I have mentioned before that my friends and I frequently go to the theatre to watch what is a very good and very large anglophone drama group. They put on some fabulous stuff and we get to watch plays and musicals that we probably wouldn't otherwise get to see. Simply Theatre is the kids group - ages 18 and under - so when I saw an ad for their latest show - The Magic Toy Shop - my friends and I booked for last Saturday. The show started at 17.30h so we figured it was going to be the younger kids performing, but in fact it turned out to be a simple two-man show, but which was excellent. The main protagonist, "Charlie", went to the magic toy shop as he wanted to be come a wizard's apprentice. The wizard - who conveniently enough was looking for an apprentice (how about that for a coincidence) - decided to set Charlie some tasks to see if he was worthy of becoming his apprentice! It took place on the small stage at the Academy itself and as people walked in Charlie and the Wizard greeted everyone and somehow managed to make a running list of the names of all the "important" people - i.e. the little kids - as they walked in. They called out to the kids by name asking for their help and put on what turned out to be such a great little show. We were the only ones without a little kid with us but it was so, so worth it. All the more so for me as I had a real little giggler sitting next to me and it was a joy to listen to her!

Then on Sunday, our local town held, for the first time, the Foire des Loisirs Créatifs (Creative Hobbies' Fair, I guess). This Fair was usually held in either Lyon or Grenoble but apparently having it in my local town was a roaring success, by all accounts.  Here's hoping it will be repeated. Not exactly a big Fair but good nonetheless. Rather foolishly I bought myself a couple of cross-stitch projects. Goodness knows when I will get time to do those but they were so pretty I just couldn't resist. And, being goody two-shoes, my friend and I decided to walk there and back so got in a 90-minute walk to boot.

In fact, the ladies from my patchwork group were exhibiting some of their work there also and it really was very impressive!
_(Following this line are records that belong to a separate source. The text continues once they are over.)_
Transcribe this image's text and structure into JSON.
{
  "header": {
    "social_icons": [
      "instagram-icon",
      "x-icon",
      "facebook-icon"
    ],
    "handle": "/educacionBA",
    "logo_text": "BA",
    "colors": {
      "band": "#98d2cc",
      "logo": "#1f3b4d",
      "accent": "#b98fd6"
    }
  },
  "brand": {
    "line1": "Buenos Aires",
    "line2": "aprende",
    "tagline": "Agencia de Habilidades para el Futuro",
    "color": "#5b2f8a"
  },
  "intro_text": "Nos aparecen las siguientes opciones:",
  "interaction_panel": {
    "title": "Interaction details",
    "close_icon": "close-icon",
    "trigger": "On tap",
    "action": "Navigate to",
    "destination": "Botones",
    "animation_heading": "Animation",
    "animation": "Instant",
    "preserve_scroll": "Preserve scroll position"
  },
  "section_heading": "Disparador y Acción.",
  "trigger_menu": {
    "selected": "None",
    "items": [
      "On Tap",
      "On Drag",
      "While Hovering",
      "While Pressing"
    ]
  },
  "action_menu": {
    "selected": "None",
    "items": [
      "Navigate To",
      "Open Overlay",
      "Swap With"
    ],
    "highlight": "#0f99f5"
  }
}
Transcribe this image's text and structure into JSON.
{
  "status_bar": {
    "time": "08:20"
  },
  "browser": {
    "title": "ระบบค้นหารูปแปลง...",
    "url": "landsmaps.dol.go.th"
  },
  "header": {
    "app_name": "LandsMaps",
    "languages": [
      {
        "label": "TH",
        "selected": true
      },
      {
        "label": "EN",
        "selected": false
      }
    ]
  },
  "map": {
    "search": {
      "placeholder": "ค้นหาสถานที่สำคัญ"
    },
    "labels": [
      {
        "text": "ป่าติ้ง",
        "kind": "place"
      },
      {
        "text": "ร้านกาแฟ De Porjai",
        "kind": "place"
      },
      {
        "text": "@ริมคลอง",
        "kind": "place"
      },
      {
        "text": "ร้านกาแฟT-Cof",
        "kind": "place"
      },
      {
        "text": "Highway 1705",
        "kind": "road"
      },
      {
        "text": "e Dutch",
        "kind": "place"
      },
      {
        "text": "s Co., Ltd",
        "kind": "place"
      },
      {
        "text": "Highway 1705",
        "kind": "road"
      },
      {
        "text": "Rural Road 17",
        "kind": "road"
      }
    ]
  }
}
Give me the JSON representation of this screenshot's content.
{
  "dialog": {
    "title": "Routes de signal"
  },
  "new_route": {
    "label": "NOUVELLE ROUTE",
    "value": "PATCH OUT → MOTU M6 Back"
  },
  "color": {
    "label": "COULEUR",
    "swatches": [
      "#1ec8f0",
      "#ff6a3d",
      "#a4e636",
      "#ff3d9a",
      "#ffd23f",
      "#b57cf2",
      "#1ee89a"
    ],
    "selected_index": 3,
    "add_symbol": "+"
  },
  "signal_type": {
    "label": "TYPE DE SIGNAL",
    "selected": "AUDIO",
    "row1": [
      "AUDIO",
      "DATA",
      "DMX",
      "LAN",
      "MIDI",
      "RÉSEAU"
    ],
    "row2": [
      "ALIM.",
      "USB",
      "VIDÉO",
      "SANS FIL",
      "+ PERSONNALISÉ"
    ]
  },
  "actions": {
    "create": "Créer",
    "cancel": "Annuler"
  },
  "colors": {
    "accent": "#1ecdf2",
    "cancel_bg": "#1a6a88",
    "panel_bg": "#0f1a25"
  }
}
On a totally different subject, a colleague hopped on the same bus to work as me this morning and we got chatting, as you do. Her mom and dad are over from England for three weeks and she was telling me that the neighbours' kids (aged about 7 or 8 I think) asked if they could "borrow" dad to take him to school for show and tell! Dad went along very happily, said there were some "bright little buttons" in those classes and was delighted to be prize exhibit no. 1 as the "funny little foreign man". I told her she should have sent her mom in too as her mom is German, but they thought  "one funny little foreigner" was probably enough for one day. He was really tickled when the kids asked if we had wild animals in England - he should have said yes, lions and tigers and bears, oh my! But I thought it was great that he went along with it all so willingly.

Which got me to thinking ..... year ago, my husband's nephew mailed to us here in France a "flat Stanley" (only this guy was "flat Justin" - for obvious reasons). For those that don't know, flat Justin was a school project that the kids sent wherever they could to friends and family all over to see how far he could travel in the given length of time. In our case flat Justin was about 4 feet tall and folded up nicely into an envelope to make his travel plans easier. We took flat Justin down to our favourite local restaurant and got the owners and kitchen staff to pose, somewhat emabarrasingly, for a photo with flat Justin before he was sent back to his home in Pittsburgh. Aaah, the things you do for kids eh!

Flat Justin